Matthew Robinson gets Queen's Gallantry award after fire rescue
- 16 November 2012
- From the section Dorset
A Dorset man who helped rescue five children from a burning house, has received a gallantry award from the Queen.
Matthew Robinson and his parents helped rescue the children from their home in Abbotsbury in 2010.
He received the Queen's Gallantry Award at a ceremony at Buckingham Palace.
Asked what it is like to be a hero, the 20-year-old mechanic said: "It feels quite good, I'm not going to lie."
After receiving the medal, Mr Robinson said: "It is good to know that the Queen realises that people in our own country do stuff that is heroic as well."
Mr Robinson, 20, heard Tracee Barlow screaming for help as her children were trapped in their home when it caught fire, in January 2010.
His mother Jackie Robinson, got a ladder and helped three of the children escape.
Mr Robinson went inside the house to gather Ms Barlow's son Jack, 11, and daughter Chantelle, five, before passing them out of the window to his father, Roy Robinson.
The children were treated for smoke inhalation but at the time Dorset Police said there would "almost certainly have been a more serious, if not a fatal, consequence" if it had not been for the Robinsons' actions.

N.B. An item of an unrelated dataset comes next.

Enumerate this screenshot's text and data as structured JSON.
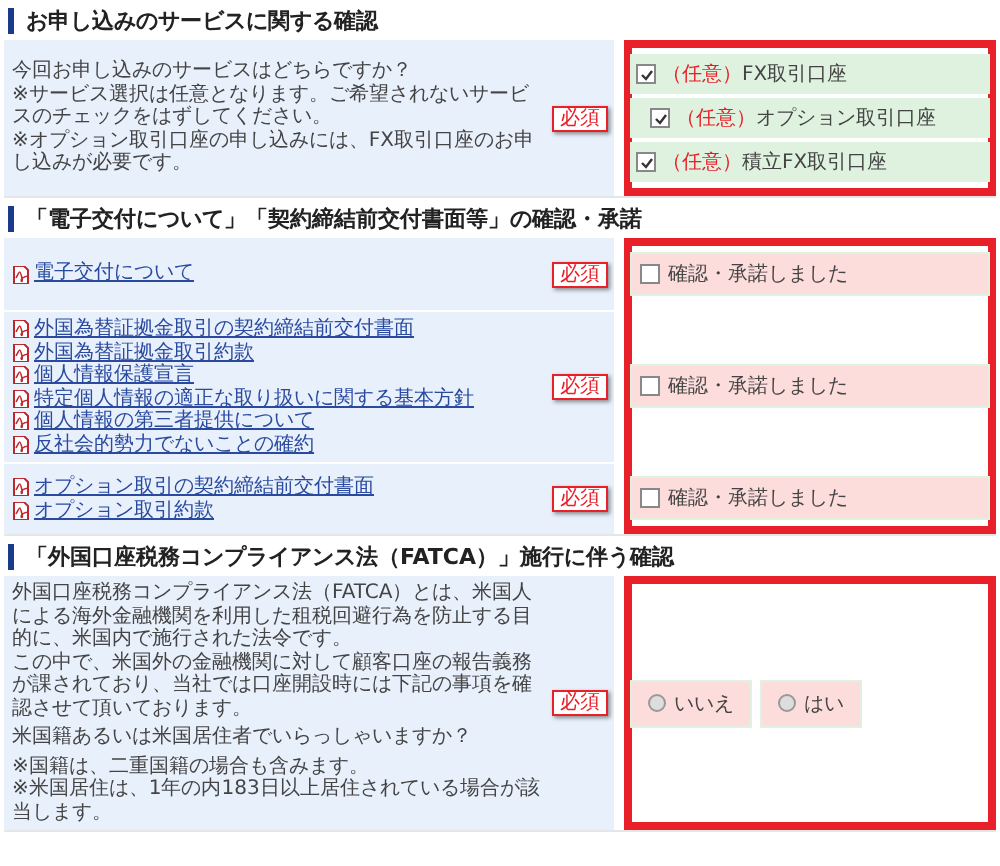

The Queen's Gallantry Medal is awarded for acts of bravery by citizens that rank lower than those deemed necessary for the George Medal.